No doubt, you have all heard these common sayings about dogs – and most of us do believe them to be true. But what are the facts?
Here are some of the most popularly believed myths about our canine friends – and the truth, once and for all…
• A Dog’s Mouth is Clean
We all know that human mouths are full of nasty germs, and a cat’s mouth is appallingly toxic, but so many people subscribe to the idea that a dog’s mouth is clean and his saliva is even antibacterial in nature. The truth is that, sadly, your dog’s mouth is no cleaner than yours (or the cat’s). There is a reason he has doggie breath – and a clean mouth isn’t it! It’s not a reason to panic about Fido’s enthusiastic licking of your face, but don’t let him eat from your bowl, or lick your wounds. The good news is that most of the germs in his mouth are canine-specific – and if he is healthy, it should be fine.
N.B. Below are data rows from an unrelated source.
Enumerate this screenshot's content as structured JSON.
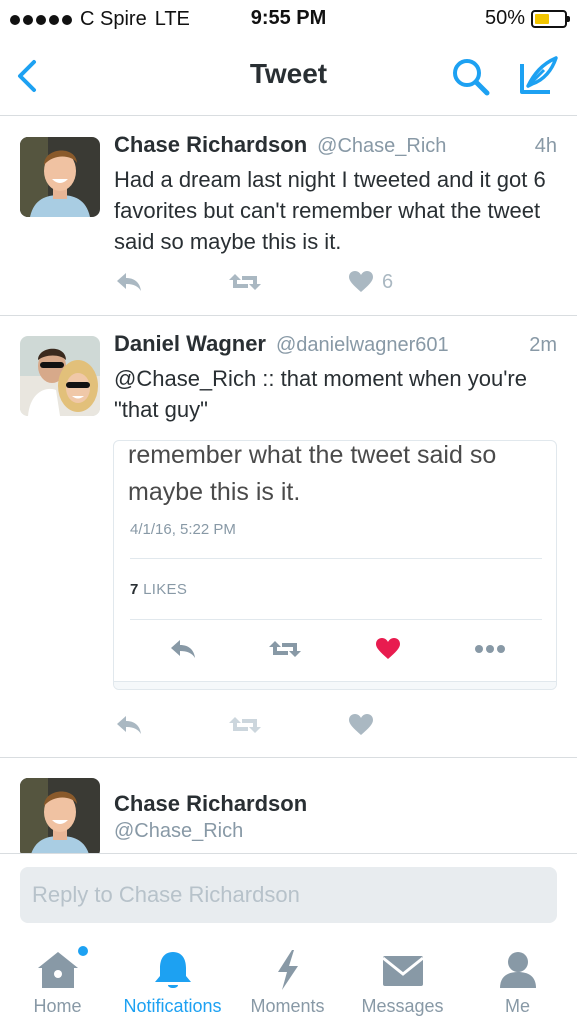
{
  "status_bar": {
    "carrier": "C Spire",
    "network": "LTE",
    "time": "9:55 PM",
    "battery": "50%",
    "battery_level": 0.5,
    "signal_bars": 5
  },
  "nav": {
    "title": "Tweet",
    "accent_color": "#1da1f2"
  },
  "tweets": [
    {
      "name": "Chase Richardson",
      "handle": "@Chase_Rich",
      "time": "4h",
      "text": "Had a dream last night I tweeted and it got 6 favorites but can't remember what the tweet said so maybe this is it.",
      "likes": "6"
    },
    {
      "name": "Daniel Wagner",
      "handle": "@danielwagner601",
      "time": "2m",
      "text": "@Chase_Rich :: that moment when you're \"that guy\"",
      "embed": {
        "text": "remember what the tweet said so maybe this is it.",
        "date": "4/1/16, 5:22 PM",
        "likes_count": "7",
        "likes_label": "LIKES"
      }
    },
    {
      "name": "Chase Richardson",
      "handle": "@Chase_Rich"
    }
  ],
  "reply": {
    "placeholder": "Reply to Chase Richardson"
  },
  "tabs": [
    {
      "label": "Home",
      "icon": "home-icon"
    },
    {
      "label": "Notifications",
      "icon": "bell-icon",
      "active": true
    },
    {
      "label": "Moments",
      "icon": "lightning-icon"
    },
    {
      "label": "Messages",
      "icon": "envelope-icon"
    },
    {
      "label": "Me",
      "icon": "person-icon"
    }
  ]
}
• Dogs See in Black and White
I remember hearing as a child that all animals see in black and white, dogs included. This isn’t actually true. In times past, scientists didn’t fully understand the eye and assumed that the difference between a dog eye and a human eye meant that dogs were limited to black and white vision. Now we understand so much more about the retina and the role that retinal cones play. Current science suggests that dogs do in fact see in colour, but more those colours on the blue side of the colour spectrum. Scientists believe they may be red-green colour blind, and probably see in variations of primarily blue, greenish-yellow, yellow, and grey.
• A Dog is Healthy if its Nose is Wet
A cold, wet nose signifies a healthy dog? Not necessarily. This myth likely originated with the once prevalent canine distemper virus, which causes hardening and drying of the nose and footpads. A cold, wet nose was a sign that the dog was distemper-free. A dog may be well if his nose is not cold and wet; for example, a dog that has just woken up will often be warm or dry. Alternatively, a dog with a weeping, running, or very cold nose may be unwell. The nose doesn’t necessarily know!
• One Human Year = Seven Dog Years
This misconception has its roots in people taking the average dog lifespan and drawing comparisons against a human lifespan, and making a correlation. It isn’t entirely accurate, however. Dogs do age at a faster rate than do humans, but this is very dependent on breed – small breeds commonly live for twice as long as large or giant dog breeds (fifteen to twenty years as opposed to just seven to ten years). A one year old dog resembles a human teenager, and an eight year old medium sized dog is like a middle aged human. It all depends on the breed. A Malamute at age ten will be a much older dog than a Pomeranian at age ten. It’s interesting also to note that giant dog breeds take longer to reach adulthood than do small dog breeds – puppyhood is extended despite their large size.
Come back next week for Part Two of busting the myths about doggies…